Another habit that may help investors succeed is keeping an eye on taxes and account types.

Accounts that offer tax benefits, like 401(k)s, IRAs, and certain annuities have the potential to help generate higher after-tax returns. This is what investors call “account location” — the amount of money you put into different types of accounts should be based on each account’s respective tax treatment.

A related concept is called “asset location” — the practice of putting different types of investments in various types accounts, based on the tax efficiency of the investment and the tax treatment of the type of account.

While taxes alone should never drive your investment decisions, you may want to consider putting your least tax-efficient investments (for example, taxable bonds whose interest payments are taxed at relatively high ordinary income tax rates) in tax-deferred accounts like 401(k)s and IRAs.

Meanwhile, more tax-efficient investments (for example, low-turnover funds, like index funds or ETFs, and municipal bonds, where interest is typically free from federal income tax) are usually more suitable for taxable accounts.

The bottom line

Investing can be complex, but some of the most important habits of successful investors are pretty simple. If you build a smart plan and stick with it, save enough, make reasonable investment choices, and be aware of taxes, you will have adopted some of the key traits that may lead to success.

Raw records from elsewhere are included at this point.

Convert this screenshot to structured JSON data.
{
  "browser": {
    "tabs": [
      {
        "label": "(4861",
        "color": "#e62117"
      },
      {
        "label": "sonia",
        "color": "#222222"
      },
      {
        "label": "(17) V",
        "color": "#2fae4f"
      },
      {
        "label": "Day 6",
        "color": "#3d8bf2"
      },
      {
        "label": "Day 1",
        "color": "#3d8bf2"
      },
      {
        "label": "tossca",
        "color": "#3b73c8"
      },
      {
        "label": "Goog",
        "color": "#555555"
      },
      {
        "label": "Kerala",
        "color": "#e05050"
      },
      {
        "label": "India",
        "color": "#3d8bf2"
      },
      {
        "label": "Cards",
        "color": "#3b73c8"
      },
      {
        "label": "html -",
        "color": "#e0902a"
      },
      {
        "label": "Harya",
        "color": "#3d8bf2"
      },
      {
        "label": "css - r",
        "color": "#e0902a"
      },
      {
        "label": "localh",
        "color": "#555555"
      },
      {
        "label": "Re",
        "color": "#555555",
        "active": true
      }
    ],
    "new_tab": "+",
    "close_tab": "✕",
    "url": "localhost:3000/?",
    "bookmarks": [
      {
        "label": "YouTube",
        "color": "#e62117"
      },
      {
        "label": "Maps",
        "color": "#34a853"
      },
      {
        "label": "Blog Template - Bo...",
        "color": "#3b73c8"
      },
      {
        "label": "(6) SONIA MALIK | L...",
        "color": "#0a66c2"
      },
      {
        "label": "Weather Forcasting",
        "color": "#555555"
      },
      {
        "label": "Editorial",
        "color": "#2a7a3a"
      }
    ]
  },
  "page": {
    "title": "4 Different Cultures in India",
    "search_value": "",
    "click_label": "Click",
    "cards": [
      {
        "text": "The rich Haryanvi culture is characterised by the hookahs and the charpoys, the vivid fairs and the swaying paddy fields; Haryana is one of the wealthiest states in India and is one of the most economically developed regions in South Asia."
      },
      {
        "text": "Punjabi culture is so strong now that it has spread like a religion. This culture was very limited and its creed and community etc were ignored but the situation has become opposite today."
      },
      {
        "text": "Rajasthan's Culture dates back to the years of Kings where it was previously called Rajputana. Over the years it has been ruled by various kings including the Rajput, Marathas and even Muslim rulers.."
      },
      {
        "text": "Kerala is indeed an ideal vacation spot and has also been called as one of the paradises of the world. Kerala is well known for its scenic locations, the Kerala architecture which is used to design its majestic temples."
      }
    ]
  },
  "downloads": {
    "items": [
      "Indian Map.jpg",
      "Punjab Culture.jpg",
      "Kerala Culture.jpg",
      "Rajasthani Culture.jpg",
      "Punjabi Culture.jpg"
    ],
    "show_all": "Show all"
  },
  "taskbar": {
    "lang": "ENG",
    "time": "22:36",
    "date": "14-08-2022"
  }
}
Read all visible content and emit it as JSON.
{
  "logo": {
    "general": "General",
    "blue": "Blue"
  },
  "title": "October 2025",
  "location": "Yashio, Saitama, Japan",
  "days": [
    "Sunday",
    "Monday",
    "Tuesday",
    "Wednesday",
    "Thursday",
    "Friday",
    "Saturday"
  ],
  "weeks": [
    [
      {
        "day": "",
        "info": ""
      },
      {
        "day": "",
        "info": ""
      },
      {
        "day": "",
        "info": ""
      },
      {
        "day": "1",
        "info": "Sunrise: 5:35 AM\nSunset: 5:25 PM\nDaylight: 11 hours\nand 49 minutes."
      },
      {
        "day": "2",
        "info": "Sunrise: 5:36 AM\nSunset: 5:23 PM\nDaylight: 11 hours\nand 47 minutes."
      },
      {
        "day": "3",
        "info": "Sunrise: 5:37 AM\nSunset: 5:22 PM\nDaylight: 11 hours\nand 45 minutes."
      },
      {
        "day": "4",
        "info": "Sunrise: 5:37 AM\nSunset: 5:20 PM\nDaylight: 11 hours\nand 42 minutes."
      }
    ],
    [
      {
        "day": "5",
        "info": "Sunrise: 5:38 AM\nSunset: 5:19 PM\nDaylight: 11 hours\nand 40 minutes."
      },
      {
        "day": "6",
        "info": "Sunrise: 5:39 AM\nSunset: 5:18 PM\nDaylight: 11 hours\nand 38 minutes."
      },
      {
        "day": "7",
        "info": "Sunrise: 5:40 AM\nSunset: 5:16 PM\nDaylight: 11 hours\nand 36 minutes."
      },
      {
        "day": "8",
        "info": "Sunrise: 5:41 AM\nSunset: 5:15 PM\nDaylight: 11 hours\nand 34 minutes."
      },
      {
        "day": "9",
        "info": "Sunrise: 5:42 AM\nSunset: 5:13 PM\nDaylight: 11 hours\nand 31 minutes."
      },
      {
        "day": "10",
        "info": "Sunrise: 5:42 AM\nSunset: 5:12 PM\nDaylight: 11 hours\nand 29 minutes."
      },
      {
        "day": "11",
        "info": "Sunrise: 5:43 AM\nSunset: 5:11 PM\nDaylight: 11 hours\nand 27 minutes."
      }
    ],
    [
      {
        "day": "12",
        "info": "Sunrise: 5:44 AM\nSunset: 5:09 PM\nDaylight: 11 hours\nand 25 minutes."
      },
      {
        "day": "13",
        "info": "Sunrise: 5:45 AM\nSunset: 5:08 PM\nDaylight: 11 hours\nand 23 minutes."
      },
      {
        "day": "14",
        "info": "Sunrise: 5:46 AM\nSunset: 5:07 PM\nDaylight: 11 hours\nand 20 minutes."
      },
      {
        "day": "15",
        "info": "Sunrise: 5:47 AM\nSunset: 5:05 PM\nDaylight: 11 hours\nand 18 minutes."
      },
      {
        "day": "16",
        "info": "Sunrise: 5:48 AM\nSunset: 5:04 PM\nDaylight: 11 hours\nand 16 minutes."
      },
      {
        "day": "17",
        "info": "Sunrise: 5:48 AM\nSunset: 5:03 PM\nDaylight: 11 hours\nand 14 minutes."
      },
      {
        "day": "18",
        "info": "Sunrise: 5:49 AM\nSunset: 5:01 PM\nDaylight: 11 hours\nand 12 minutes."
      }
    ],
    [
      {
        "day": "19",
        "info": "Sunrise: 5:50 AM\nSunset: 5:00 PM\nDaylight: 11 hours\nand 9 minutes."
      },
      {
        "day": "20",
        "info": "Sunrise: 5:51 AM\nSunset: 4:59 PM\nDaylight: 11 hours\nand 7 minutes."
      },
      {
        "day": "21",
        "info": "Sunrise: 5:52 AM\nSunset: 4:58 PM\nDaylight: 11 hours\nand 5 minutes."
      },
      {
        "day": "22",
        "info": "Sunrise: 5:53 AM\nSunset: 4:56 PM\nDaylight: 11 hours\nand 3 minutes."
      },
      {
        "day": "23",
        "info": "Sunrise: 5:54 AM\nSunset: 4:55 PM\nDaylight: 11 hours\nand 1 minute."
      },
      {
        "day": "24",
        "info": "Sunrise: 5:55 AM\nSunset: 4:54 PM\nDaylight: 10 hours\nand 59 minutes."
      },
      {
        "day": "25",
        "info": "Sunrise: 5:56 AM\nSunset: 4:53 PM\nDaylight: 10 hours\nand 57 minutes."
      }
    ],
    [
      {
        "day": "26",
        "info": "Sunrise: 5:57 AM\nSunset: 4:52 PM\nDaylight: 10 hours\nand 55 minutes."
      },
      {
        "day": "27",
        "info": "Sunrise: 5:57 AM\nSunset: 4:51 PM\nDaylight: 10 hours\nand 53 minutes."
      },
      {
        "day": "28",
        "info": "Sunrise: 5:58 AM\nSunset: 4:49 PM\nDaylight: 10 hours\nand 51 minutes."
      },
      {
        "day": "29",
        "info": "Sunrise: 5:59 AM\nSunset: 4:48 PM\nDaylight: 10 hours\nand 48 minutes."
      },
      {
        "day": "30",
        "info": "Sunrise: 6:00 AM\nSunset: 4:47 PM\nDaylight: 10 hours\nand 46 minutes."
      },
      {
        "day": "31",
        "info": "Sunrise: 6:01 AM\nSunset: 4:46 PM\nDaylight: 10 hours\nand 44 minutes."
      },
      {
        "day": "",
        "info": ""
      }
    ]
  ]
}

About LRPC’s Monday Morning Minute

Lawton Retirement Plan Consultants, LLC (LRPC) Monday Morning Minute is crafted to provide decision-makers with important information about the economy, investments and corporate retirement plans in a format that allows a reader to consume the information in less than 60 seconds. As an independent, objective investment adviser, LRPC has access to many sources of research and shares the best and most relevant information with its readers each week.

About Lawton Retirement Plan Consultants, LLC

Lawton Retirement Plan Consultants, LLC (LRPC) is a Milwaukee, Wisconsin-based independent, objective Registered Investment Adviser (RIA) providing investment advisory, fiduciary compliance, employee education, provider management and plan design services to employer retirement plan sponsors. The firm specializes in sustainable investment strategies for retirement plans that incorporate Socially Responsible Investment (SRI) factors and Environmental, Social and Governance (ESG) elements. LRPC currently has contracts in place to provide consulting services on more than a half billion dollars in plan assets. For more information, please contact Robert C. Lawton at (414) 828-4015 or or visit the firm’s website at Lawton Retirement Plan Consultants, LLC is a Wisconsin Registered Investment Adviser.

Important Disclosures

This information was developed as a general guide to educate plan sponsors and is not intended as authoritative guidance, tax, legal or investment advice. Each plan has unique requirements and you should consult your attorney or tax adviser for guidance on your specific situation. In no way does Lawton Retirement Plan Consultants, LLC assure that, by using the information provided, a plan sponsor will be in compliance with ERISA regulations. Investors should carefully consider investment objectives, risks, charges, and expenses. The statements in this publication are the opinions and beliefs of the commentator expressed when the commentary was made and are not intended to represent that person’s opinions and beliefs at any other time. The commentary does not necessarily reflect the opinion of Lawton Retirement Plan Consultants, LLC and should not be construed as recommendations or investment advice. Lawton Retirement Plan Consultants, LLC offers no tax, legal or accounting advice and any advice contained herein is not specific to any individual, entity or retirement plan, but rather general in nature and, therefore, should not be relied upon for specific investment situations. Lawton Retirement Plan Consultants, LLC is a Wisconsin Registered Investment Adviser and accepts clients outside of Wisconsin based upon applicable state registration regulations and the “de minimus” exception.